13.7. Design notes¶
A few design decisions are documented here.
The CamCOPS client uses two databases (typically called camcops_data.sqlite and camcops_sys.sqlite), stored in the device’s user-specific private area (e.g. ~/.local/share/camcops under Linux). Note that some operating systems (e.g. Android, iOS) are designed for single-user use and don’t have the concept of a per-user private area. The ‘data’ database holds user data (patients, patient data) and the ‘sys’ database contains configuration information, stored strings, and the like. Both are encrypted with AES-256 via SQLCipher. They use the same passphrase for user convenience, but different encryption keys 1.
The decision to use two databases rather than one is so that, in emergencies, the ‘data’ database can be processed (viewed, rescued) without the need to share the ‘sys’ database and its information. It also simplifies the upload process a little (as the client can simply upload everything from the ‘data’ database and nothing from the ‘sys’ database).
The server currently provides CSS inline. It could refer to CSS as files, so that browsers cache them better. However, inline CSS is still required for PDF creation, and it’s not clear this is an important performance constraint.
Not necessary, as one can mount an SFTP directory via NFS, then just export as a plain file.
Proper anonymisation is Somebody Else’s Business; CamCOPS supports convenient export for subsequent anonymisation (see, for example, CRATE; https://crateanon.readthedocs.io/).
It’s clearly preferable to have BLOBs in the database (rather than on the filesystem), both on the server and the client (server: easier to manage; client: within secure encrypted database).
It’s also clearly preferable to have BLOBs in their own table (server: doesn’t slow down all other tables; client: can upload record-by-record for BLOBs and table-by-table for other things).

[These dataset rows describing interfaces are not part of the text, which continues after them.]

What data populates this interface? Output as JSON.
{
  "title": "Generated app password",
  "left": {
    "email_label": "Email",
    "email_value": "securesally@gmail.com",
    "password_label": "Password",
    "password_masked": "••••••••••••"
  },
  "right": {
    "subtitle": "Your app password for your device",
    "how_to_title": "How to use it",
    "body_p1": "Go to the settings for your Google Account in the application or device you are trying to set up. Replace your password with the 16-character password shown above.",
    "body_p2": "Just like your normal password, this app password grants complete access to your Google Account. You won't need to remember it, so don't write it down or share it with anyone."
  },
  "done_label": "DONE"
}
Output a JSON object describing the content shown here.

Then, regarding storage/access within the client…
Writing images to a BLOB is a slow operation: it’s the QImage to QByteArray conversion (and reverse conversion) that’s relatively slow. This slows down rotation. The rotation operation itself, on a QImage, is fast.

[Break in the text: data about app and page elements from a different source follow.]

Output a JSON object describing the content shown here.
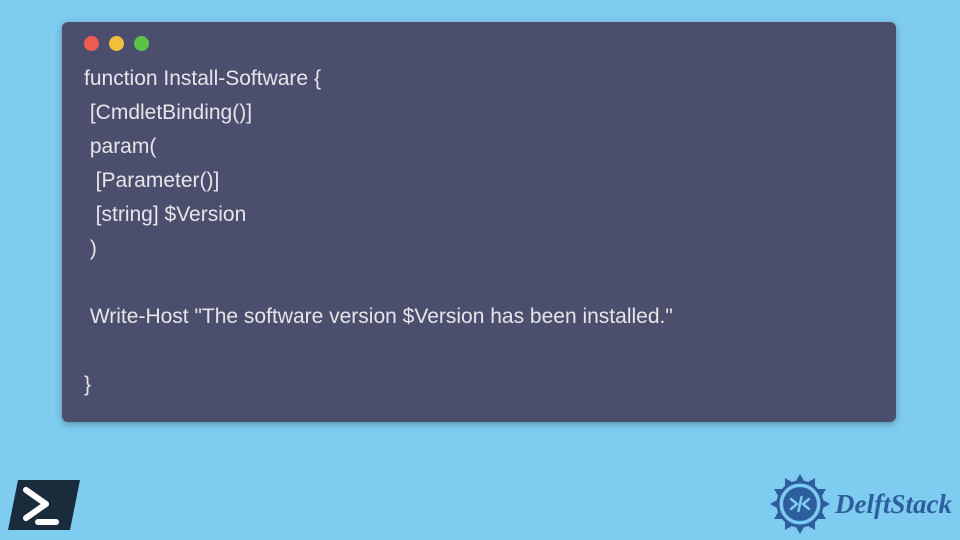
{
  "code": {
    "lines": [
      "function Install-Software {",
      " [CmdletBinding()]",
      " param(",
      "  [Parameter()]",
      "  [string] $Version",
      " )",
      "",
      " Write-Host \"The software version $Version has been installed.\"",
      "",
      "}"
    ]
  },
  "branding": {
    "name": "DelftStack"
  }
}
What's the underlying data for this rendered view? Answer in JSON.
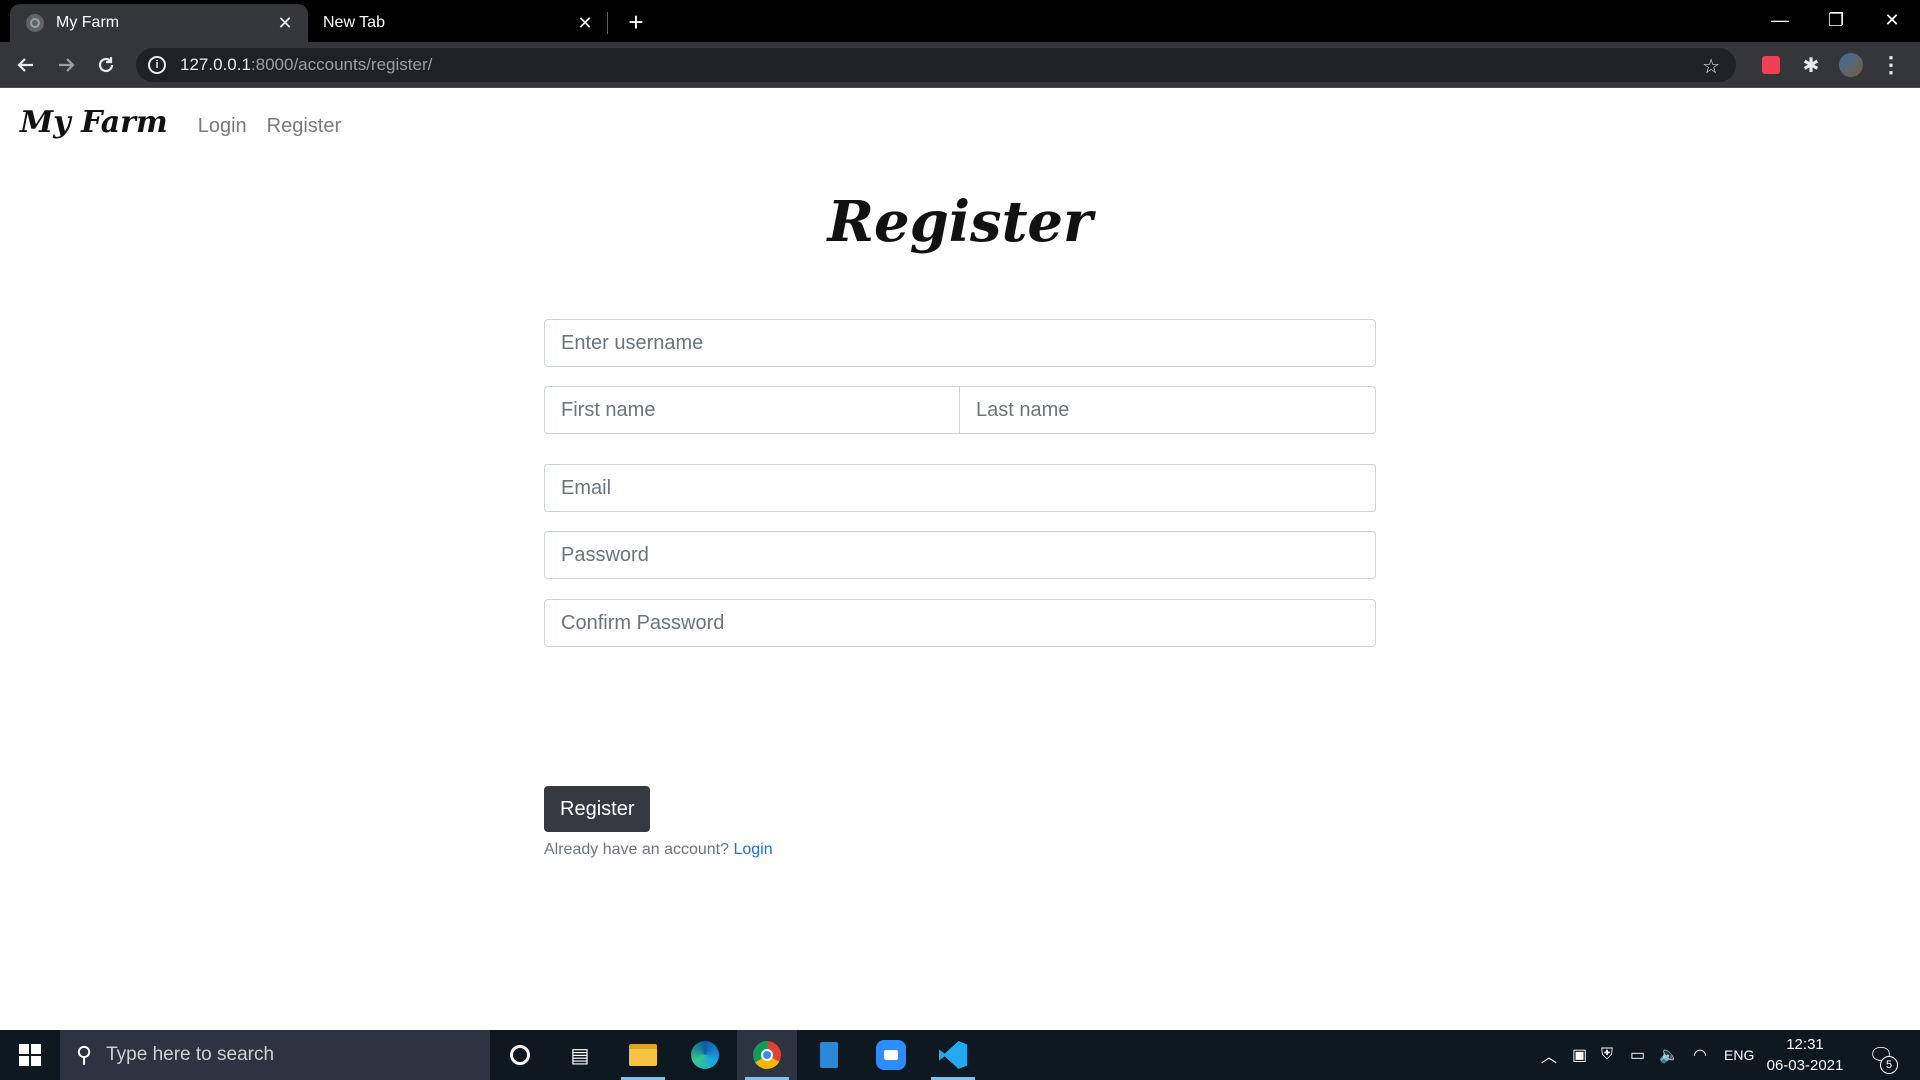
{
  "browser": {
    "tabs": [
      {
        "title": "My Farm",
        "active": true
      },
      {
        "title": "New Tab",
        "active": false
      }
    ],
    "tab_close_glyph": "✕",
    "new_tab_glyph": "+",
    "window_controls": {
      "minimize": "—",
      "restore": "❐",
      "close": "✕"
    },
    "address": {
      "host": "127.0.0.1",
      "rest": ":8000/accounts/register/"
    },
    "icons": [
      "back-icon",
      "forward-icon",
      "reload-icon",
      "site-info-icon",
      "bookmark-star-icon",
      "pocket-icon",
      "extensions-icon",
      "profile-avatar-icon",
      "menu-icon"
    ]
  },
  "navbar": {
    "brand": "My Farm",
    "links": [
      "Login",
      "Register"
    ]
  },
  "page": {
    "title": "Register"
  },
  "form": {
    "username_placeholder": "Enter username",
    "first_name_placeholder": "First name",
    "last_name_placeholder": "Last name",
    "email_placeholder": "Email",
    "password_placeholder": "Password",
    "confirm_password_placeholder": "Confirm Password",
    "submit_label": "Register",
    "account_prompt": "Already have an account?",
    "login_link": "Login"
  },
  "taskbar": {
    "search_placeholder": "Type here to search",
    "pinned_apps": [
      "cortana-icon",
      "task-view-icon",
      "file-explorer-icon",
      "edge-icon",
      "chrome-icon",
      "notepad-icon",
      "zoom-icon",
      "vscode-icon"
    ],
    "tray": {
      "language": "ENG",
      "time": "12:31",
      "date": "06-03-2021",
      "notification_count": "5"
    }
  },
  "colors": {
    "button_dark": "#343a40",
    "link_blue": "#1a73e8",
    "tab_active": "#35363a",
    "taskbar": "#0d1821"
  }
}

Possible client strategies, then:
Blob/Field handle QByteArray only; QuImage deals with all the rotation. Slow for the client but simple.
Blob/Field deal with a combination of a QByteArray (written as PNG to the database) and a “rotation” field, and client/server rotate on the fly.
Should make the client rotation operation fast.
Could store rotation field in the task table, as before, but that is particularly inelegant.
Could make Blob and/or Field objects image-aware, and have them store rotation as an extra field in the blob table.
Also allows the potential to preserve more source information, e.g. EXIF, because no image manipulations are stored.
… for example:
new integer field: blob.image_rotation_deg_ccw new text field: blob.filetype // e.g. "png" QImage Blob::image() const; // and cache it void Blob::rotateImage(int angle); void Blob::setImage(const QImage& image); QImage FieldRef::image() const; void FieldRef::rotateImage(int angle);
Store only final rotated images and do the rotation in the background.
I tried the Blob method (with rotation as a field in the Blob table) – massively faster than before. Makes the difference between dire and respectable performance.
The default Java UI is Swing: https://www.reddit.com/r/java/comments/383e2c/whats_the_actual_modern_way_to_make_a_gui_with/
Swing is not portable to iOS: http://creamtec.com/products/ajaxswing/solutions/java_swing_ui_on_ipad.html
JavaFX is another GUI standard, which is newer. It’s not supported on all operating systems (though it does support iOS): http://stackoverflow.com/questions/20860931/is-it-possible-to-run-javafx-applications-on-ios-android-or-windows-phone-8 https://www.youtube.com/watch?v=a3dAteWr40k&feature=youtu.be
SQLite would be via JDBC or similar http://stackoverflow.com/questions/41233/java-and-sqlite